Directions for this task: Restate the full set of records exactly, without adding or dropping a word.

Collection entries:

-=-=-=-=-

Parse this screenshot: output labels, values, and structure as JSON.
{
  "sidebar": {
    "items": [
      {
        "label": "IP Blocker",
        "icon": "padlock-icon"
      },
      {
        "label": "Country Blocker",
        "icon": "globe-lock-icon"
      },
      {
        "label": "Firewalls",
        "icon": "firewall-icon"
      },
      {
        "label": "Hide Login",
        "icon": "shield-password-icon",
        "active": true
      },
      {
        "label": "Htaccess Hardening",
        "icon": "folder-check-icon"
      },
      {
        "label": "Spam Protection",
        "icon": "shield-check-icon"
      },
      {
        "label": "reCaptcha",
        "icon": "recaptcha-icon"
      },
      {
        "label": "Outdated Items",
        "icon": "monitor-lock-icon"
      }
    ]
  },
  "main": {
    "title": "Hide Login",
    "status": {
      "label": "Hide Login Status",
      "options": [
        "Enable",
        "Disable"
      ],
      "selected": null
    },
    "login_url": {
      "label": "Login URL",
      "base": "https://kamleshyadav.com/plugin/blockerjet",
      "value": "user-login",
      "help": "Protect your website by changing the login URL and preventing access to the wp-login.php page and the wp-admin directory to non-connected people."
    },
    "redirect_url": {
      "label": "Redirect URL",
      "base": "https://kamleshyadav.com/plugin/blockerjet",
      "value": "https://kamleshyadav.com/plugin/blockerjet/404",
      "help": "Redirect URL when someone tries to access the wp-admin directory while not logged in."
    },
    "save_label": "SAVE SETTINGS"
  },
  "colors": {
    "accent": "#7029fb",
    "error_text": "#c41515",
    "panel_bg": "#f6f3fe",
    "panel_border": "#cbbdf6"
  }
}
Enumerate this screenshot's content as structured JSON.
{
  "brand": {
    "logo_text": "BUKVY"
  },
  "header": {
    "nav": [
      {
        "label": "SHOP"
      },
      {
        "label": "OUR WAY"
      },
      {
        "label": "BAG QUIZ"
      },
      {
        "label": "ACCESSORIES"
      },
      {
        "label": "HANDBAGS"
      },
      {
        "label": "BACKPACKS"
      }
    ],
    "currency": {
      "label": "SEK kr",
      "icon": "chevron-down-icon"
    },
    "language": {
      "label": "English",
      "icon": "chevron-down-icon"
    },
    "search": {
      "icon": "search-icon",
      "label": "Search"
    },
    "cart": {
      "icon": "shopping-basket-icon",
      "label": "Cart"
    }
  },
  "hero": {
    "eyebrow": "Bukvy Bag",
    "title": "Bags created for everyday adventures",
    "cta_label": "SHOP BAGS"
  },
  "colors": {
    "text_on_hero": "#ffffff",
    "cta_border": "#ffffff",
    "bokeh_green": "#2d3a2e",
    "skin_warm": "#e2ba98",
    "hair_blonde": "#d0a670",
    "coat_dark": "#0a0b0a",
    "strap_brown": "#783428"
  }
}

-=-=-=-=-

Response to this task:
Parse this screenshot: output labels, values, and structure as JSON.
{
  "sidebar": {
    "items": [
      {
        "label": "IP Blocker",
        "icon": "padlock-icon"
      },
      {
        "label": "Country Blocker",
        "icon": "globe-lock-icon"
      },
      {
        "label": "Firewalls",
        "icon": "firewall-icon"
      },
      {
        "label": "Hide Login",
        "icon": "shield-password-icon",
        "active": true
      },
      {
        "label": "Htaccess Hardening",
        "icon": "folder-check-icon"
      },
      {
        "label": "Spam Protection",
        "icon": "shield-check-icon"
      },
      {
        "label": "reCaptcha",
        "icon": "recaptcha-icon"
      },
      {
        "label": "Outdated Items",
        "icon": "monitor-lock-icon"
      }
    ]
  },
  "main": {
    "title": "Hide Login",
    "status": {
      "label": "Hide Login Status",
      "options": [
        "Enable",
        "Disable"
      ],
      "selected": null
    },
    "login_url": {
      "label": "Login URL",
      "base": "https://kamleshyadav.com/plugin/blockerjet",
      "value": "user-login",
      "help": "Protect your website by changing the login URL and preventing access to the wp-login.php page and the wp-admin directory to non-connected people."
    },
    "redirect_url": {
      "label": "Redirect URL",
      "base": "https://kamleshyadav.com/plugin/blockerjet",
      "value": "https://kamleshyadav.com/plugin/blockerjet/404",
      "help": "Redirect URL when someone tries to access the wp-admin directory while not logged in."
    },
    "save_label": "SAVE SETTINGS"
  },
  "colors": {
    "accent": "#7029fb",
    "error_text": "#c41515",
    "panel_bg": "#f6f3fe",
    "panel_border": "#cbbdf6"
  }
}
Enumerate this screenshot's content as structured JSON.
{
  "brand": {
    "logo_text": "BUKVY"
  },
  "header": {
    "nav": [
      {
        "label": "SHOP"
      },
      {
        "label": "OUR WAY"
      },
      {
        "label": "BAG QUIZ"
      },
      {
        "label": "ACCESSORIES"
      },
      {
        "label": "HANDBAGS"
      },
      {
        "label": "BACKPACKS"
      }
    ],
    "currency": {
      "label": "SEK kr",
      "icon": "chevron-down-icon"
    },
    "language": {
      "label": "English",
      "icon": "chevron-down-icon"
    },
    "search": {
      "icon": "search-icon",
      "label": "Search"
    },
    "cart": {
      "icon": "shopping-basket-icon",
      "label": "Cart"
    }
  },
  "hero": {
    "eyebrow": "Bukvy Bag",
    "title": "Bags created for everyday adventures",
    "cta_label": "SHOP BAGS"
  },
  "colors": {
    "text_on_hero": "#ffffff",
    "cta_border": "#ffffff",
    "bokeh_green": "#2d3a2e",
    "skin_warm": "#e2ba98",
    "hair_blonde": "#d0a670",
    "coat_dark": "#0a0b0a",
    "strap_brown": "#783428"
  }
}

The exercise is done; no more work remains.